Zahoruiko’s arguments that the district court improperly assumed prejudice and that Federal failed to carry its preponderance burden are equally meritless. Federal provided a declaration from a senior claim officer stating that Zahoruiko’s failure to give notice until after default was entered denied it the opportunity to interview witnesses or participate in the defense or any proposed settlement of the claim. Zahoruiko argues that the declaration is speculative, and that Federal would not have defended his claim because it denied coverage based on a different clause of the policy. The argument does not persuade. Connecticut recognizes that the denial of the opportunity to investigate, as well as entry of default, are prejudicial to an insurer.
Entry of a default judgment against an insured is evidence of prejudice as well as the lack of opportunity for the insurer to investigate a claim and to pursue a compromise or settlement. Zahoruiko’s prejudice challenge is further belied by his own waiver in the underlying action of defenses that Federal could otherwise have asserted.
Federal having carried its burden, and Zahoruiko having failed to adduce evidence sufficient to support a jury verdict in his favor, or even to challenge Federal’s showing of prejudice in the district court, summary judgment was correctly entered in Federal’s favor.
It took a great deal of gall to bring this action. The prejudice was obvious. The failure to comply with the policy condition was blatant. The insured did not act in good faith to his insurer and should have been sanctioned by the court for making the spurious assertions delineated by the Second Circuit.
© 2017 – Barry Zalma
This article, and all of the blog posts on this site, digest and summarize cases published by courts of the various states and the United States. The court decisions have been modified from the actual language of the court decisions, were condensed for ease of reading, and convey the opinions of the author regarding each case.
Barry Zalma, Esq., CFE, now limits his practice to service as an insurance consultant specializing in insurance coverage, insurance claims handling, insurance bad faith and insurance fraud almost equally for insurers and policyholders. He also serves as an arbitrator or mediator for insurance related disputes. He practiced law in California for more than 44 years as an insurance coverage and claims handling lawyer and more than 50 years in the insurance business. He is available at http://www.zalma.com and firstname.lastname@example.org.
Mr. Zalma is the first recipient of the first annual Claims Magazine/ACE Legend Award.
Mr. Zalma’s books available as Kindle books or paperbacks at Amazon.com can be reached at http://zalma.com/zalma-books/

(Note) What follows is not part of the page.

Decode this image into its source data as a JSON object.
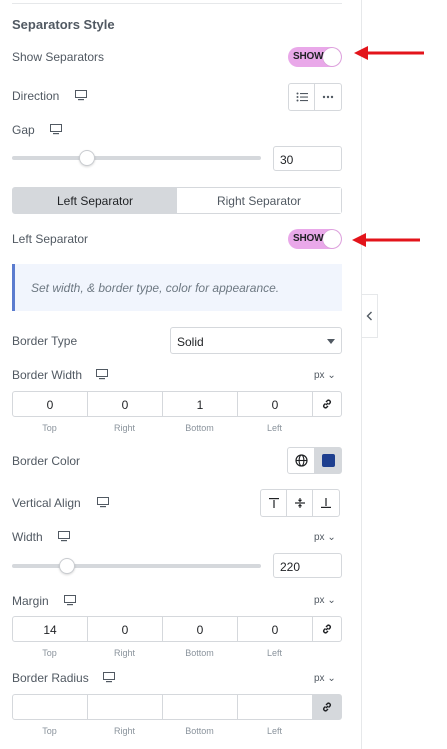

The author and publisher disclaim any liability, loss, or risk incurred as a consequence, directly or indirectly, of the use and application of any of the contents of this blog. The information provided is not a substitute for the advice of a competent insurance, legal, or other professional. The Information provided at this site should not be relied on as legal advice. Legal advice cannot be given without full consideration of all relevant information relating to an individual situation.